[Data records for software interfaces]
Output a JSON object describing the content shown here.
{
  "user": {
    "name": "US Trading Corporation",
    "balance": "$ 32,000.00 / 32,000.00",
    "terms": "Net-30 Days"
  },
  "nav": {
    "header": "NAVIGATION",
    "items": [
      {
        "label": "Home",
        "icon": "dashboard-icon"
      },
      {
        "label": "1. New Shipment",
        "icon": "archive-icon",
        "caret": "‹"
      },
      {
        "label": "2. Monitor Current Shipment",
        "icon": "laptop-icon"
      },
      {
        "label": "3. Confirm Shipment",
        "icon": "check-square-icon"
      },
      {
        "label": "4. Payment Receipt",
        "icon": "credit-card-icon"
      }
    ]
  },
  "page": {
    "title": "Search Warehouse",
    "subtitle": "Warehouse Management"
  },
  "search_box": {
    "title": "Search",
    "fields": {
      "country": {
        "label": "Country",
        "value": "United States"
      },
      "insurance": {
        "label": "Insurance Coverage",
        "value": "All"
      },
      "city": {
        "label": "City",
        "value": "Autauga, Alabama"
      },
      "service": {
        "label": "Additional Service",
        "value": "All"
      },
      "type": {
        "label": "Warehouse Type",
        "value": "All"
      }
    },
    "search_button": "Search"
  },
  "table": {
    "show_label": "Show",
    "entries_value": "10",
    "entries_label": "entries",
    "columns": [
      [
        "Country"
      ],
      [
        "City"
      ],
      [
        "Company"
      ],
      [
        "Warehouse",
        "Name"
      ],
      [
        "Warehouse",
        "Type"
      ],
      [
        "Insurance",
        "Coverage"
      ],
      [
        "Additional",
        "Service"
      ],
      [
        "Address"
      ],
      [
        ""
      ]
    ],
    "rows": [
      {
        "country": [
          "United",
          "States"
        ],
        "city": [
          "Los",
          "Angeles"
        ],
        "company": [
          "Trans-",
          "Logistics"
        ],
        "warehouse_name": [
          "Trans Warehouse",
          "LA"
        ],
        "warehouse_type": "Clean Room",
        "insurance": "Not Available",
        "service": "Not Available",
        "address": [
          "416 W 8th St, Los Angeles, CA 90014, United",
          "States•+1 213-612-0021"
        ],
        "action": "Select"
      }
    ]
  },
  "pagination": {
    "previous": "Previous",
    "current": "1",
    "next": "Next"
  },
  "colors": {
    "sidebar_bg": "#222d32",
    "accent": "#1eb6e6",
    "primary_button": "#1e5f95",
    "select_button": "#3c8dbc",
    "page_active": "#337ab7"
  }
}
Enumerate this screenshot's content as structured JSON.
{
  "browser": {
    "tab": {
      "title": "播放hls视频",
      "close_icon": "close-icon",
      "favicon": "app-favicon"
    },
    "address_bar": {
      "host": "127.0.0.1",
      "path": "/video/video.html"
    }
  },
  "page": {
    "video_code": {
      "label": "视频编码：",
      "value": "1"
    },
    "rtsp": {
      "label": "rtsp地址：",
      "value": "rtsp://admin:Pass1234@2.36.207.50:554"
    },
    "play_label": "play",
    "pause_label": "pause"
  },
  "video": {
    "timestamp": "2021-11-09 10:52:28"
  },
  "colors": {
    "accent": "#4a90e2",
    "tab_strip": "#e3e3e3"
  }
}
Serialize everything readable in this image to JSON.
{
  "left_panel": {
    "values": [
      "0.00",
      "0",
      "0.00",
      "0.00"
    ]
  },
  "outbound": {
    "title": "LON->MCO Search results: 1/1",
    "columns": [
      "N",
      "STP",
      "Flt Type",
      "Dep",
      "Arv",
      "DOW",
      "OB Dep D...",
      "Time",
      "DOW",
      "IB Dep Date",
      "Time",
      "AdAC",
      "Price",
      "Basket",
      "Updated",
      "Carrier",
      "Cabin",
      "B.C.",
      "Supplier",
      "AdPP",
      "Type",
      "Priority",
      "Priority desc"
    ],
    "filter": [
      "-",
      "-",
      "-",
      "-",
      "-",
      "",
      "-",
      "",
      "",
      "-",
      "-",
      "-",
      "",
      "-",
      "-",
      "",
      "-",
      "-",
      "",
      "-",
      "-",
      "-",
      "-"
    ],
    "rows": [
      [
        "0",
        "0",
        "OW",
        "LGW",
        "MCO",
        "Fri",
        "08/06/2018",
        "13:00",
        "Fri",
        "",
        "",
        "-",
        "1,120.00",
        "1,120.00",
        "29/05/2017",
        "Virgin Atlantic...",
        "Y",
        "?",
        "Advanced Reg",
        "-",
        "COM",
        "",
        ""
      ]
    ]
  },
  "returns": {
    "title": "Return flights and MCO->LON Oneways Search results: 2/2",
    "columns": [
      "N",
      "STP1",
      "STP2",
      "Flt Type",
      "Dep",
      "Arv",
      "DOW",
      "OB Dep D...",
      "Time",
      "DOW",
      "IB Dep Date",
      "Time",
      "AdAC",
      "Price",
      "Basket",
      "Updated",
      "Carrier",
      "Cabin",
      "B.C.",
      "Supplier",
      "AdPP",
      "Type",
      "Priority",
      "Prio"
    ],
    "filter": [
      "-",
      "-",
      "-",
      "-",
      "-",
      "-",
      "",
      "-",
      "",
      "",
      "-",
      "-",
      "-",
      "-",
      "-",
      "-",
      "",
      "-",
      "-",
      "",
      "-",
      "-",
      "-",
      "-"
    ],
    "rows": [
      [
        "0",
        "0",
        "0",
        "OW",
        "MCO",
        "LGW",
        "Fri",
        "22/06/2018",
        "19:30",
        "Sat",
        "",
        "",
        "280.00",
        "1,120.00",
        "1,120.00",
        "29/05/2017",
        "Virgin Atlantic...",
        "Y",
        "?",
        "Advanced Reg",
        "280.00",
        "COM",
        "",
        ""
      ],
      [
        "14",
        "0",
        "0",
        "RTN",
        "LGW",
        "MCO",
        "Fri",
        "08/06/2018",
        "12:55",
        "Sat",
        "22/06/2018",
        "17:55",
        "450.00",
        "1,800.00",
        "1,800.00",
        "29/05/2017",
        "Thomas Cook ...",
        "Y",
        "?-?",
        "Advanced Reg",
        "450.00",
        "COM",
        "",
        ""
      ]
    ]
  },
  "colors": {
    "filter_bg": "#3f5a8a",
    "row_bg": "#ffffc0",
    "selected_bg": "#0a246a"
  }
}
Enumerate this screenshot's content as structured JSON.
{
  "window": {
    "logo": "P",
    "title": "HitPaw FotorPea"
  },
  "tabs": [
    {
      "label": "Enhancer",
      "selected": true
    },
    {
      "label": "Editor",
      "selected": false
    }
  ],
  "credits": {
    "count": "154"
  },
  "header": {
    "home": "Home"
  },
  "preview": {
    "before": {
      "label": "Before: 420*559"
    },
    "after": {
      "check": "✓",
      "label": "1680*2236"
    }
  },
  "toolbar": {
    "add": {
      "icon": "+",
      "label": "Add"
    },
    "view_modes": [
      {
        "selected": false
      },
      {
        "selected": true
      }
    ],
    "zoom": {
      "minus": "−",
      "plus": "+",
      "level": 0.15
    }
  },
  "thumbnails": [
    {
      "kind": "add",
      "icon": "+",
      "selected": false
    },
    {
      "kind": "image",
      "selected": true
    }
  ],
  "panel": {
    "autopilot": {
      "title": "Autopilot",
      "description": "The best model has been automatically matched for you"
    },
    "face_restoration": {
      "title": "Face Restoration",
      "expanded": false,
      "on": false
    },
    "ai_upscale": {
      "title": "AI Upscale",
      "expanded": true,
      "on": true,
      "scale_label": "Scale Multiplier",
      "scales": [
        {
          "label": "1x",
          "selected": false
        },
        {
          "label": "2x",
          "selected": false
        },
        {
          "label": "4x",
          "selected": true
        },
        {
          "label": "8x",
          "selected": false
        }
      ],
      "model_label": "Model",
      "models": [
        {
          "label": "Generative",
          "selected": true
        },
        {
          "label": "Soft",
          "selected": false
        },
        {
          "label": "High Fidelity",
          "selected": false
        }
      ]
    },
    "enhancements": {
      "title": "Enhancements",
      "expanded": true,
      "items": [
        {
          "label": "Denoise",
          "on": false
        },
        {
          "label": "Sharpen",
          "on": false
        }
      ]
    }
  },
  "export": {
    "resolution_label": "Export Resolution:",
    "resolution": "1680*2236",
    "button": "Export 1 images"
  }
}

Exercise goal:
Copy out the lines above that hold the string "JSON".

The completed task:
Output a JSON object describing the content shown here.
Enumerate this screenshot's content as structured JSON.
Serialize everything readable in this image to JSON.
Enumerate this screenshot's content as structured JSON.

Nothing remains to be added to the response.